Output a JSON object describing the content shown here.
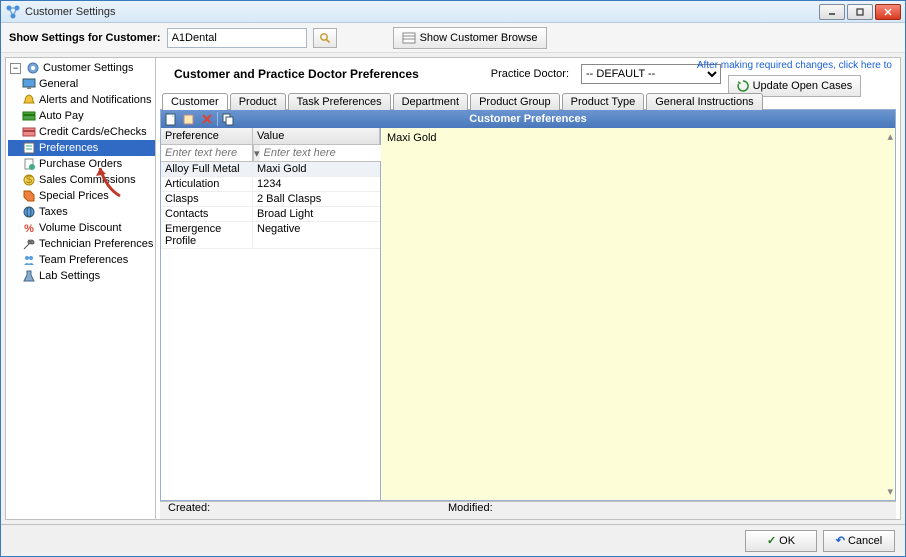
{
  "window": {
    "title": "Customer Settings"
  },
  "toolbar": {
    "show_label": "Show Settings for Customer:",
    "customer_value": "A1Dental",
    "browse_label": "Show Customer Browse"
  },
  "sidebar": {
    "root": "Customer Settings",
    "items": [
      {
        "label": "General",
        "icon": "monitor"
      },
      {
        "label": "Alerts and Notifications",
        "icon": "bell"
      },
      {
        "label": "Auto Pay",
        "icon": "card"
      },
      {
        "label": "Credit Cards/eChecks",
        "icon": "card2"
      },
      {
        "label": "Preferences",
        "icon": "pref",
        "selected": true
      },
      {
        "label": "Purchase Orders",
        "icon": "po"
      },
      {
        "label": "Sales Commissions",
        "icon": "money"
      },
      {
        "label": "Special Prices",
        "icon": "tag"
      },
      {
        "label": "Taxes",
        "icon": "globe"
      },
      {
        "label": "Volume Discount",
        "icon": "percent"
      },
      {
        "label": "Technician Preferences",
        "icon": "wrench"
      },
      {
        "label": "Team Preferences",
        "icon": "team"
      },
      {
        "label": "Lab Settings",
        "icon": "lab"
      }
    ]
  },
  "content": {
    "heading": "Customer and Practice Doctor Preferences",
    "practice_doctor_label": "Practice Doctor:",
    "practice_doctor_value": "-- DEFAULT --",
    "hint": "After making required changes, click here to",
    "update_button": "Update Open Cases",
    "tabs": [
      "Customer",
      "Product",
      "Task Preferences",
      "Department",
      "Product Group",
      "Product Type",
      "General Instructions"
    ],
    "active_tab": 0,
    "blue_header": "Customer Preferences",
    "table": {
      "col1": "Preference",
      "col2": "Value",
      "filter_placeholder": "Enter text here",
      "rows": [
        {
          "pref": "Alloy Full Metal",
          "val": "Maxi Gold",
          "selected": true
        },
        {
          "pref": "Articulation",
          "val": "1234"
        },
        {
          "pref": "Clasps",
          "val": "2 Ball Clasps"
        },
        {
          "pref": "Contacts",
          "val": "Broad Light"
        },
        {
          "pref": "Emergence Profile",
          "val": "Negative"
        }
      ]
    },
    "detail_text": "Maxi Gold",
    "status_created": "Created:",
    "status_modified": "Modified:"
  },
  "buttons": {
    "ok": "OK",
    "cancel": "Cancel"
  }
}
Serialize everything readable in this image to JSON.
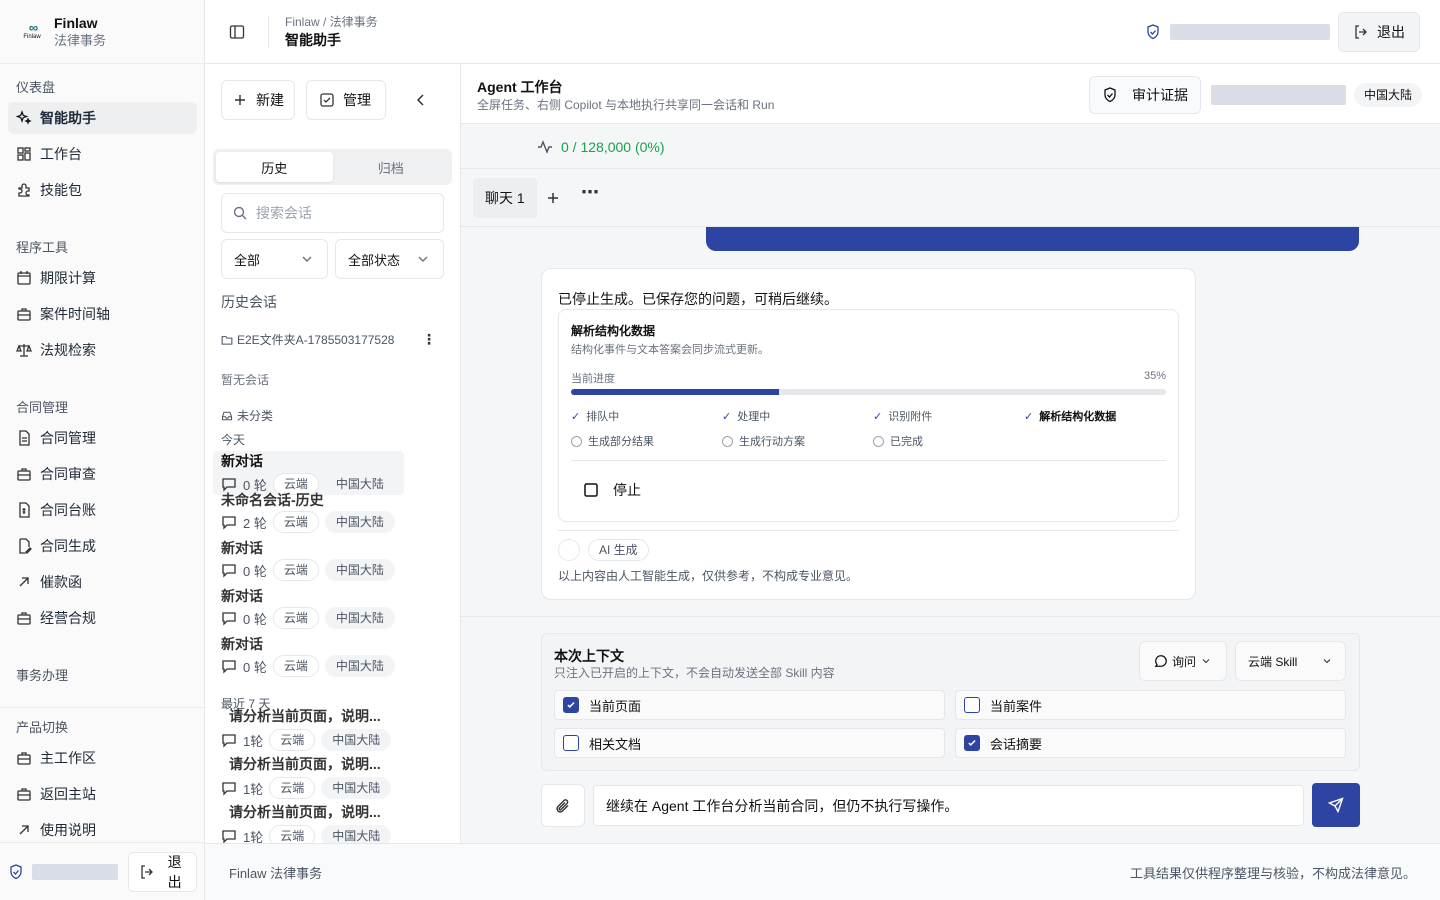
{
  "brand": {
    "name": "Finlaw",
    "sub": "法律事务",
    "logo_text": "Finlaw"
  },
  "nav": {
    "g1": {
      "title": "仪表盘",
      "items": [
        "智能助手",
        "工作台",
        "技能包"
      ]
    },
    "g2": {
      "title": "程序工具",
      "items": [
        "期限计算",
        "案件时间轴",
        "法规检索"
      ]
    },
    "g3": {
      "title": "合同管理",
      "items": [
        "合同管理",
        "合同审查",
        "合同台账",
        "合同生成",
        "催款函",
        "经营合规"
      ]
    },
    "g4": {
      "title": "事务办理"
    },
    "g5": {
      "title": "产品切换",
      "items": [
        "主工作区",
        "返回主站",
        "使用说明"
      ]
    }
  },
  "sidebar_logout": "退出",
  "topbar": {
    "crumb": "Finlaw / 法律事务",
    "title": "智能助手",
    "logout": "退出"
  },
  "panel": {
    "new_btn": "新建",
    "manage_btn": "管理",
    "tabs": [
      "历史",
      "归档"
    ],
    "search_placeholder": "搜索会话",
    "filter_all": "全部",
    "filter_status": "全部状态",
    "history_title": "历史会话",
    "folder": "E2E文件夹A-1785503177528",
    "empty": "暂无会话",
    "uncategorized": "未分类",
    "today": "今天",
    "last7": "最近 7 天",
    "today_items": [
      {
        "title": "新对话",
        "rounds": "0 轮",
        "tag1": "云端",
        "tag2": "中国大陆"
      },
      {
        "title": "未命名会话-历史",
        "rounds": "2 轮",
        "tag1": "云端",
        "tag2": "中国大陆"
      },
      {
        "title": "新对话",
        "rounds": "0 轮",
        "tag1": "云端",
        "tag2": "中国大陆"
      },
      {
        "title": "新对话",
        "rounds": "0 轮",
        "tag1": "云端",
        "tag2": "中国大陆"
      },
      {
        "title": "新对话",
        "rounds": "0 轮",
        "tag1": "云端",
        "tag2": "中国大陆"
      }
    ],
    "week_items": [
      {
        "title": "请分析当前页面，说明...",
        "rounds": "1轮",
        "tag1": "云端",
        "tag2": "中国大陆"
      },
      {
        "title": "请分析当前页面，说明...",
        "rounds": "1轮",
        "tag1": "云端",
        "tag2": "中国大陆"
      },
      {
        "title": "请分析当前页面，说明...",
        "rounds": "1轮",
        "tag1": "云端",
        "tag2": "中国大陆"
      }
    ]
  },
  "main": {
    "title": "Agent 工作台",
    "subtitle": "全屏任务、右侧 Copilot 与本地执行共享同一会话和 Run",
    "audit_btn": "审计证据",
    "region": "中国大陆",
    "tokens": "0 / 128,000 (0%)",
    "tab": "聊天 1",
    "stopped_msg": "已停止生成。已保存您的问题，可稍后继续。",
    "task_title": "解析结构化数据",
    "task_sub": "结构化事件与文本答案会同步流式更新。",
    "progress_label": "当前进度",
    "progress_value": 0.35,
    "progress_text": "35%",
    "steps_done": [
      "排队中",
      "处理中",
      "识别附件",
      "解析结构化数据"
    ],
    "steps_todo": [
      "生成部分结果",
      "生成行动方案",
      "已完成"
    ],
    "stop_btn": "停止",
    "ai_tag": "AI 生成",
    "disclaimer": "以上内容由人工智能生成，仅供参考，不构成专业意见。",
    "ctx_title": "本次上下文",
    "ctx_sub": "只注入已开启的上下文，不会自动发送全部 Skill 内容",
    "mode": "询问",
    "skill": "云端 Skill",
    "ctx_items": [
      {
        "label": "当前页面",
        "checked": true
      },
      {
        "label": "当前案件",
        "checked": false
      },
      {
        "label": "相关文档",
        "checked": false
      },
      {
        "label": "会话摘要",
        "checked": true
      }
    ],
    "input_value": "继续在 Agent 工作台分析当前合同，但仍不执行写操作。"
  },
  "footer": {
    "left": "Finlaw 法律事务",
    "right": "工具结果仅供程序整理与核验，不构成法律意见。"
  },
  "colors": {
    "primary": "#2e44a3",
    "accent_green": "#16a34a",
    "teal": "#0f766e"
  }
}
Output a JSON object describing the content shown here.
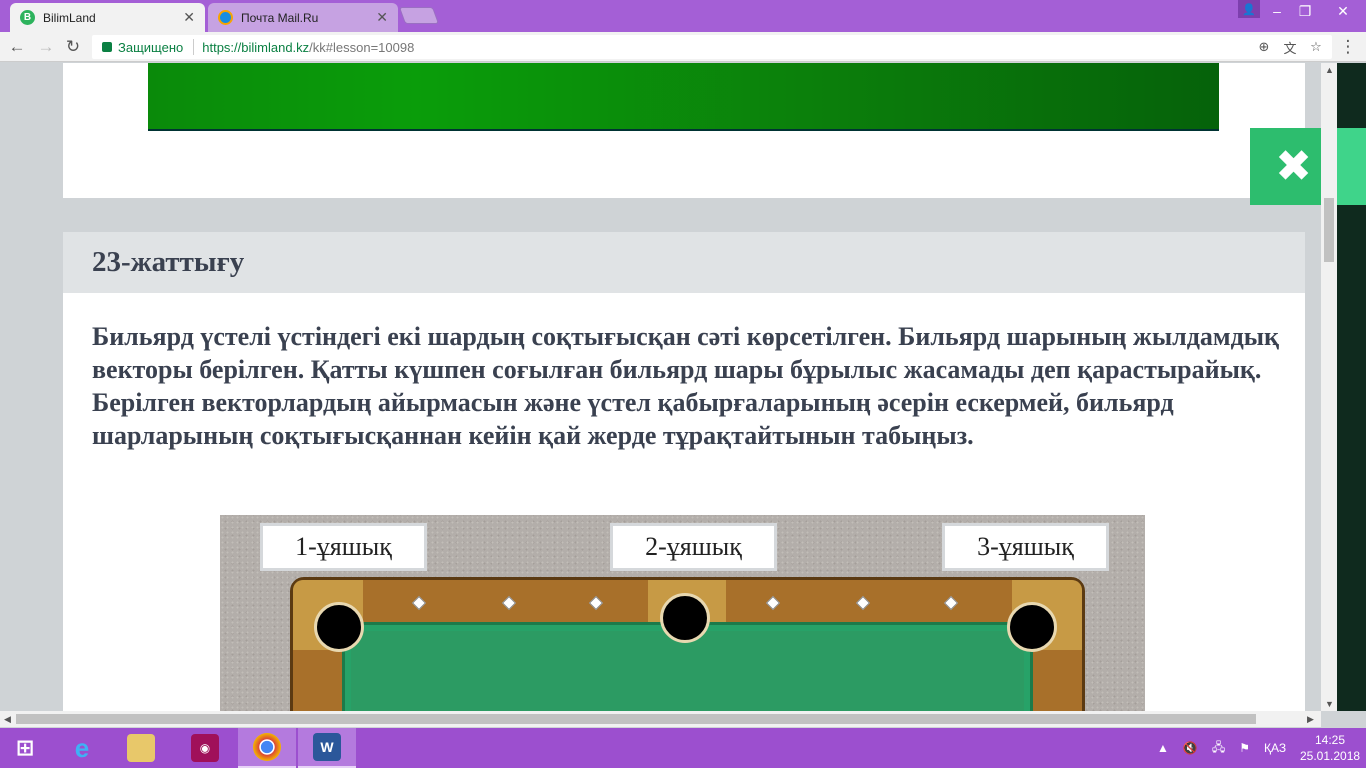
{
  "browser": {
    "tabs": [
      {
        "label": "BilimLand",
        "icon": "bilimland-favicon",
        "active": true
      },
      {
        "label": "Почта Mail.Ru",
        "icon": "mailru-favicon",
        "active": false
      }
    ],
    "address_bar": {
      "secure_label": "Защищено",
      "url_host": "https://bilimland.kz",
      "url_path": "/kk#lesson=10098"
    }
  },
  "exercise": {
    "title": "23-жаттығу",
    "text": "Бильярд үстелі үстіндегі екі шардың соқтығысқан сәті көрсетілген. Бильярд шарының жылдамдық векторы берілген. Қатты күшпен соғылған бильярд шары бұрылыс жасамады деп қарастырайық. Берілген векторлардың айырмасын және үстел қабырғаларының әсерін ескермей, бильярд шарларының соқтығысқаннан кейін қай жерде тұрақтайтынын табыңыз.",
    "pockets": [
      {
        "label": "1-ұяшық"
      },
      {
        "label": "2-ұяшық"
      },
      {
        "label": "3-ұяшық"
      }
    ]
  },
  "colors": {
    "banner_green": "#0a8a0a",
    "close_green": "#2dbd6e",
    "taskbar_purple": "#9c4fcf",
    "titlebar_purple": "#a45fd6"
  },
  "taskbar": {
    "language": "ҚАЗ",
    "time": "14:25",
    "date": "25.01.2018",
    "apps": [
      "start-icon",
      "ie-icon",
      "explorer-icon",
      "camera-icon",
      "chrome-icon",
      "word-icon"
    ]
  }
}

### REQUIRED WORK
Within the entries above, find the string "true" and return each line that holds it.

### EXERCISE OUTPUT
        "selected": true
          "selected": true
        "checked": true
        "checked": true
        "active": true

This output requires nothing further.